Climate action lawsuits against governments and corporations have spread across 28 countries, according to a report by the Grantham Institute and the London School of Economics. The study reveals that more than 1,300 legal actions concerning climate change have been brought since 1990. While the US – with 1,023 cases – remains the leader in climate litigation, other countries are increasingly seeing individuals, charities and states take action. Unfortunately one of the major cases there recently failed but we’re slowly seeing outcomes in other places and in various cases.⁠

It should never have come down to this. Ever. Companies and governments have known for decades and decades and decades. But now, people and environmental groups are forcing those same governments and companies into court for failing to act on climate change.⁠

Countries where legal cases have been taken include Australia, where 94 cases were launched, the UK (53), Brazil (5), Spain (13), New Zealand (17) and Germany (5). Norway and Uganda are now seeing cases too. ⁠

In the Netherlands a climate case there (Urgenda Climate Case) has held a lot of attention after being upheld.
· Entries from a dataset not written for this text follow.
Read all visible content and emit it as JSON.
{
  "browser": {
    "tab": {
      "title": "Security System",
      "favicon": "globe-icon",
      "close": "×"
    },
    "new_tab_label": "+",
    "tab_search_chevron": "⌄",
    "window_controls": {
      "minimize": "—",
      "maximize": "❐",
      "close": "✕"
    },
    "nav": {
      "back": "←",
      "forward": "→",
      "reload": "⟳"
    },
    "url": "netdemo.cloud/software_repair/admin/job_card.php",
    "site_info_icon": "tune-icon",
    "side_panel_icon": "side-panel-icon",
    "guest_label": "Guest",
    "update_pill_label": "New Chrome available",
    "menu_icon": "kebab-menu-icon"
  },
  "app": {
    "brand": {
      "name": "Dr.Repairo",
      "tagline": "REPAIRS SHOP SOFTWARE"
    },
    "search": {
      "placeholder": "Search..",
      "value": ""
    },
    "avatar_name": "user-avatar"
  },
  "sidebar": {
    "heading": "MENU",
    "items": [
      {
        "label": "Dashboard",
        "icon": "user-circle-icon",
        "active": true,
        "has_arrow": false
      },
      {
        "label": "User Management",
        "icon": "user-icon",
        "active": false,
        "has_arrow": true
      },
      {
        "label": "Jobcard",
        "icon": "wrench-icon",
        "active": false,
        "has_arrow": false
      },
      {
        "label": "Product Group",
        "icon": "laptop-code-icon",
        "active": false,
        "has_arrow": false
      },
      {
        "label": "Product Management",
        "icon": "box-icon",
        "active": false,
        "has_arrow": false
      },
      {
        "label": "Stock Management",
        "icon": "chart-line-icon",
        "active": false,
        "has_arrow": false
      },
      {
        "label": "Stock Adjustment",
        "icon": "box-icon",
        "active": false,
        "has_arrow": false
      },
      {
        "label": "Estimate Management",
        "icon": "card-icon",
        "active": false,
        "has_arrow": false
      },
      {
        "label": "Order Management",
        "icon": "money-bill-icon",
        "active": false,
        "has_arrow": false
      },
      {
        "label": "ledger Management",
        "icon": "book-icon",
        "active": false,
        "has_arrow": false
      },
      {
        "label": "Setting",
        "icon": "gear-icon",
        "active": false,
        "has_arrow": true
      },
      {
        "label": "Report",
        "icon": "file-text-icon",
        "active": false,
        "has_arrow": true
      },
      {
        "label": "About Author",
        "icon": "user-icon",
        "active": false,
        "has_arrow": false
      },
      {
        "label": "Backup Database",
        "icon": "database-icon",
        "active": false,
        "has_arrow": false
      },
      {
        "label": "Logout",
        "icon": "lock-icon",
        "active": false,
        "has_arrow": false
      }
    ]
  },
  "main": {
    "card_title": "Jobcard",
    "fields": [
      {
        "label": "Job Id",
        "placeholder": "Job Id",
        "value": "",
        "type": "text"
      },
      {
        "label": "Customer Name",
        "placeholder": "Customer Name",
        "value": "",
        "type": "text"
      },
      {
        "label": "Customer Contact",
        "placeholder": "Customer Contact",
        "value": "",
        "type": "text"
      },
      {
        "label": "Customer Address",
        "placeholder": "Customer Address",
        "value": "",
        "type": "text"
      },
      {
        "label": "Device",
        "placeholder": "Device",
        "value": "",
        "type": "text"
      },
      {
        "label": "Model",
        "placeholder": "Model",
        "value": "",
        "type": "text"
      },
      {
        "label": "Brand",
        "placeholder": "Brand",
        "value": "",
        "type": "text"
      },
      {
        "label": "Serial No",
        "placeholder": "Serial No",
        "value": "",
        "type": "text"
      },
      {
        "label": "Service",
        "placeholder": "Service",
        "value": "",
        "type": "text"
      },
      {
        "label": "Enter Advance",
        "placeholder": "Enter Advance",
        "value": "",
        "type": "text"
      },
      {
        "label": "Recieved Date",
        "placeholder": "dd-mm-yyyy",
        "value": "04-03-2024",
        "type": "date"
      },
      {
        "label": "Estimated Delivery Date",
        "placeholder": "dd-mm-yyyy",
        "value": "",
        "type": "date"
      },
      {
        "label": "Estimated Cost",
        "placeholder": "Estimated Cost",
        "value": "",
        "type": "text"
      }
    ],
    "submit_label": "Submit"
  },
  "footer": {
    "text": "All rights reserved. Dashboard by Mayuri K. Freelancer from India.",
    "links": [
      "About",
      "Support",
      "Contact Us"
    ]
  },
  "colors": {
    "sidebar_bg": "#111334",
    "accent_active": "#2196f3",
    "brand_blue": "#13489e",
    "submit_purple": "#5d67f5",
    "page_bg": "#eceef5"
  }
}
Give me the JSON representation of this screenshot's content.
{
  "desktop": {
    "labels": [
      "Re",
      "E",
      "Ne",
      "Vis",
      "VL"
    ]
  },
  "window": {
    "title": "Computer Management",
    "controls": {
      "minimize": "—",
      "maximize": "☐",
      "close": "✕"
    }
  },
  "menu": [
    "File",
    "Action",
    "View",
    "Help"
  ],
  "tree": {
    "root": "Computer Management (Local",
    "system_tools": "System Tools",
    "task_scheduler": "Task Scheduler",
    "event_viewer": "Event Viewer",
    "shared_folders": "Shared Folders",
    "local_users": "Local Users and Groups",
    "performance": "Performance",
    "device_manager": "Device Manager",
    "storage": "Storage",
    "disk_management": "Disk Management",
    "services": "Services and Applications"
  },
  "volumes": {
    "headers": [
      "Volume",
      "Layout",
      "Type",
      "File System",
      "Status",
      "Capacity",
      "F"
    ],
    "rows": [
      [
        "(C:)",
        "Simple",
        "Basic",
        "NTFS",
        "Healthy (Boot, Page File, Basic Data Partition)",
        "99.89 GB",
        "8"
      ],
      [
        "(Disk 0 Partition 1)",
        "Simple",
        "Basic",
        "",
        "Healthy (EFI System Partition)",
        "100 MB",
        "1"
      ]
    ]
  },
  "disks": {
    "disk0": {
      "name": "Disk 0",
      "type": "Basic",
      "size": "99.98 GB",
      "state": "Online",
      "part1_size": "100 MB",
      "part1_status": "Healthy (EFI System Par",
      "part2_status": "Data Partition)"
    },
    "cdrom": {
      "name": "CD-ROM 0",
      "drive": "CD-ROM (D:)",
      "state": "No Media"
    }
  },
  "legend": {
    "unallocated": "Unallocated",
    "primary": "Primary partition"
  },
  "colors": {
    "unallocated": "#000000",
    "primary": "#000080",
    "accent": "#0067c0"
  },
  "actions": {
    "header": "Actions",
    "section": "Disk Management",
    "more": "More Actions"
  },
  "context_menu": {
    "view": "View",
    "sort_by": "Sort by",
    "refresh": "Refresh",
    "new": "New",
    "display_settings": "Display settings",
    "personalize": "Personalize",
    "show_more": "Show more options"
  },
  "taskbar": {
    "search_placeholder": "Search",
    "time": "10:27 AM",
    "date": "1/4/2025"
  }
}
The appeal court judges ruled that the severity of the climate crisis demanded greenhouse gas reductions of at least 25% by 2020 – measured against 1990 levels ensuring the government had to legally up their pledges and policies to meet this. We can’t reiterate this enough – laws really, really help in this respect.⁠

Another landmark case in Pakistan four years ago established the right to challenge a lack of action on climate change on the basis of human rights. Asghar Leghari, a farmer now studying law, took the government to court claiming it was violating his human rights by failing to tackle the impacts of climate change. He alleged that leaders were failing to ensure water, food and energy security in the face of the challenges posed by climate change. The court found in his favor, and one of the outcomes was the establishment of a climate change commission. Climate change “appears to be the most serious threat facing Pakistan” the judge said.⁠

Source: LSE, The Guardian, Reuters ⁠